At the end of the week, I will look back over my reflections and select the easiest, simplest one to work on first. In the coming weeks, I will focus on practicing techniques that will help me to develop this skill.

I will add ‘A Reflect Point’ to my Personal Coping Kete and return to it from time to time to review where I am at and where I want to go.

No. 47: Creating Mini Celebrations

This week, to attain, maintain or regain my sense of wellbeing… 

I will create space to celebrate my achievements and practice being aware of my strengths, by setting small goals and acknowledging when I reach them. I will make a list of all of the little things I need to do each day during the week. I will put this list somewhere I can see it and plan the items into my schedule. At the end of each day, I will tick or cross off the things that I did and congratulate myself for the achievement. I will talk about some of the achievements with other people.

Even the smallest of activities like eating meals, going for a walk or sometimes even getting out of bed, take skills and awareness that deserve acknowledgement, even if that is a simple silent acknowledgement to myself.  By building my awareness of the positive things I do each day I will build my sense of being able to handle whatever comes my way.

When I feel anxious or stressed, I will be able to recall these times of small mastery.

This week I will create this daily opportunity to appreciate the things I do. I will not use the list an excuse to berate myself for any of the things that I did not do.

Once I am comfortable with the practice of creating the opportunity for mini-celebrations, I will add it to my Personal Coping Kete as something to make sure I am doing during times of stress and distress.

No. 32: An interesting day

This week, in order to attain, maintain or regain my sense of wellness…

I will plan interesting days into my week. This week, every second day is going to be an interest day. I will make sure that I do, talk about, watch or read interesting things. I will approach each present moment with the mindful curiosity and inquisitiveness that I was born approaching the world with.  I will find out things I have wondered about or connect with old hobbies.

This might take some planning. It’s easy to fall out of step with what actually does interest us.

My first interest day might need to involve exploring what I find interesting. I could use the internet, the Engage Online Resources Sheet or Community Resources Directory or my local library as places to find things that will absorb me. Or talk to a friend to come up with ideas. They might even want to join me.

Regardless of what I do or where I find myself, I will take interest in what is around me.
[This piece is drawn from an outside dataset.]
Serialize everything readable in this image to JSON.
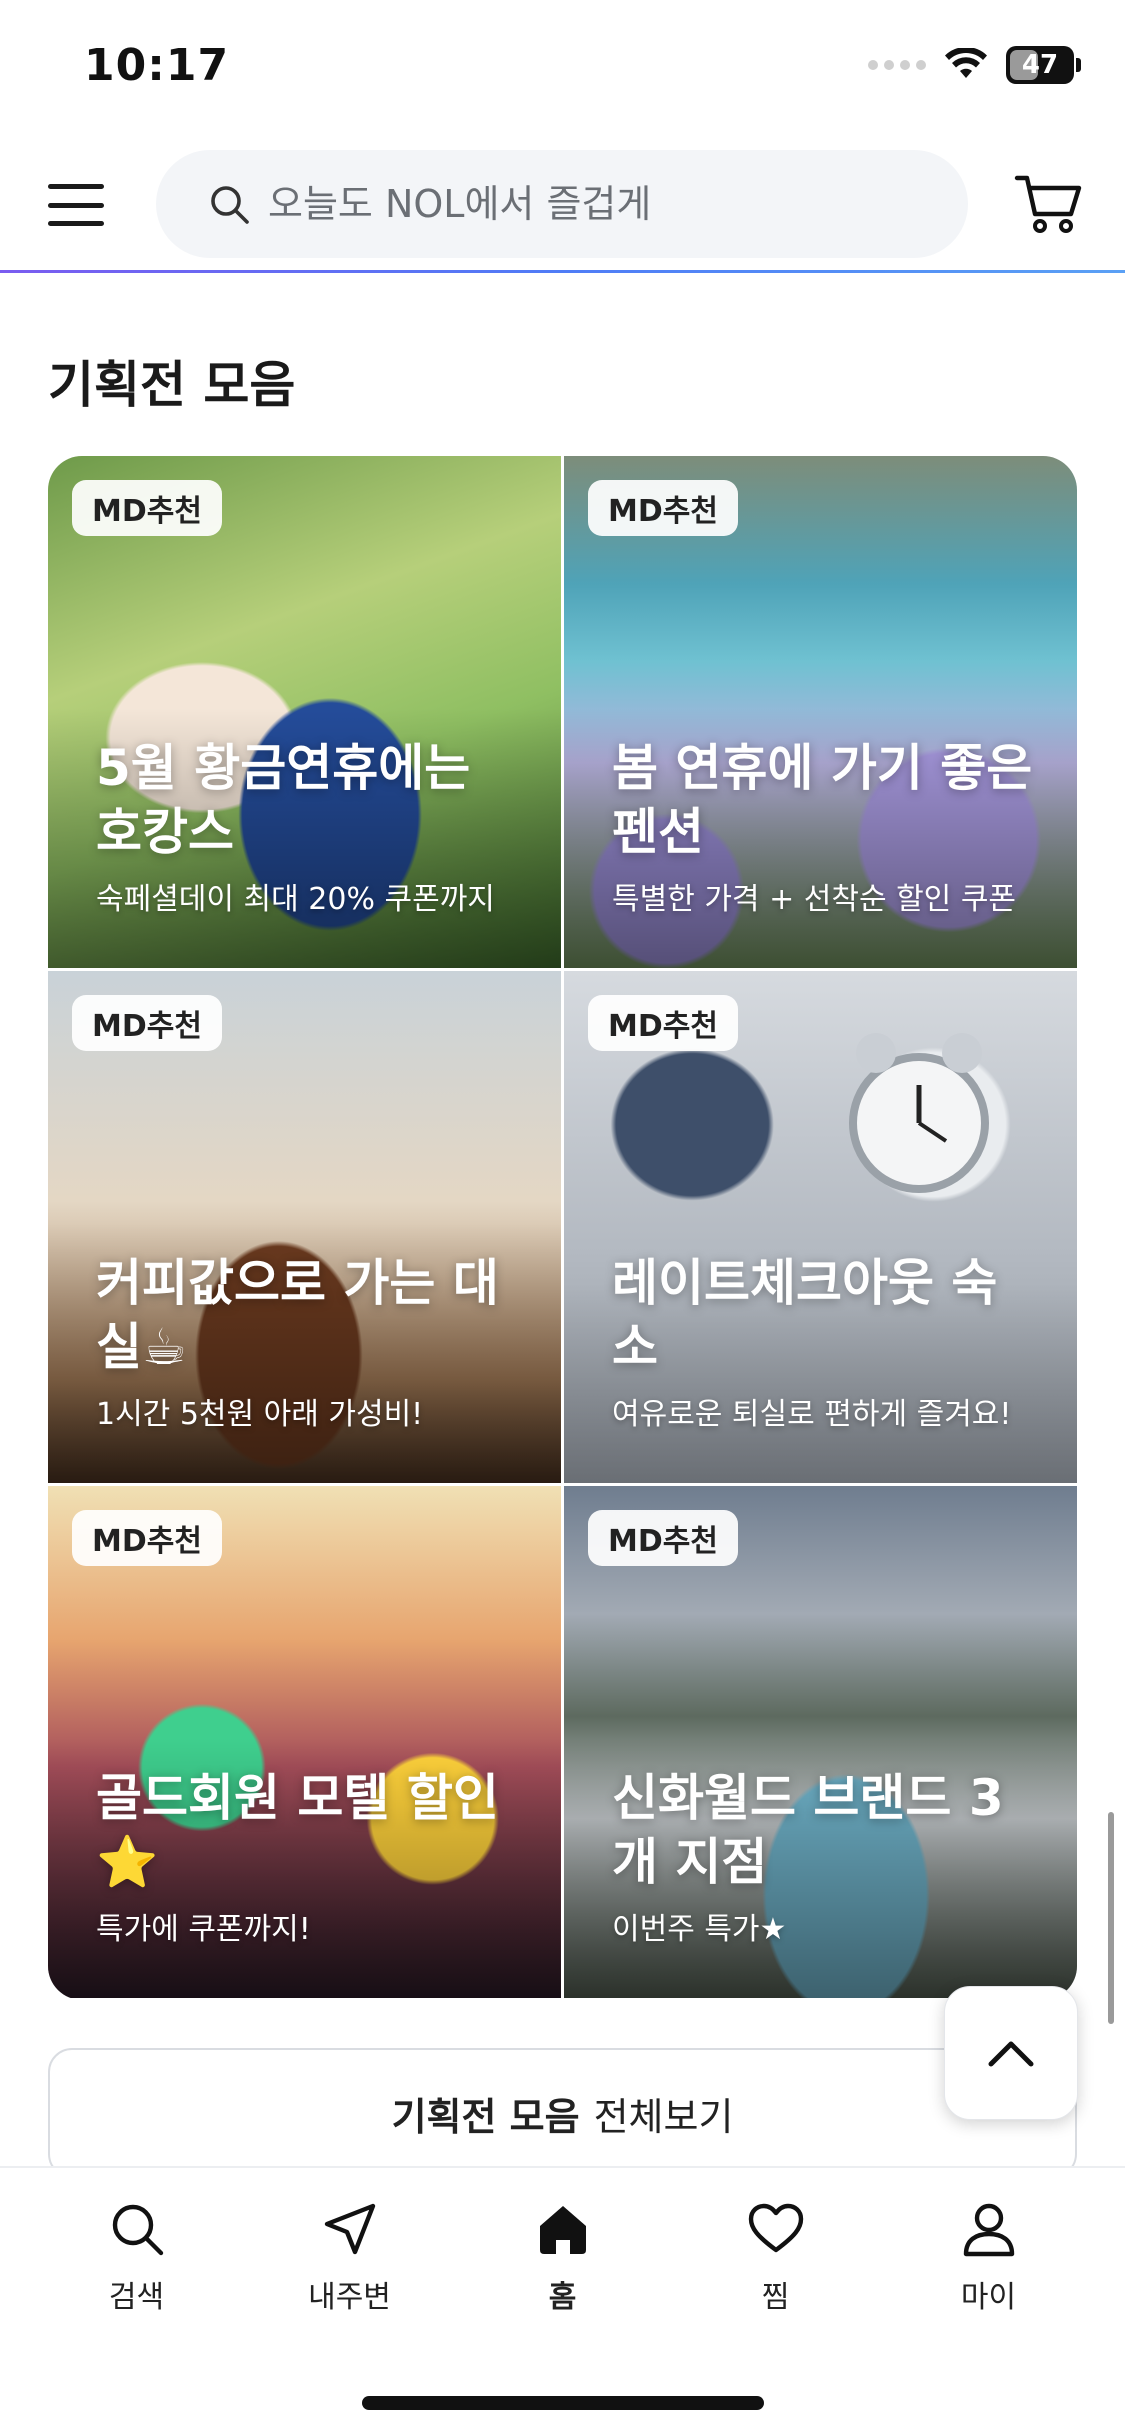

If I can’t do a day, I will do a moment.

Once I have gotten comfortable having Interest Days I will add them to my Personal Coping Kete as an engagement strategy for times when my mood needs a lift and my thoughts need to shift.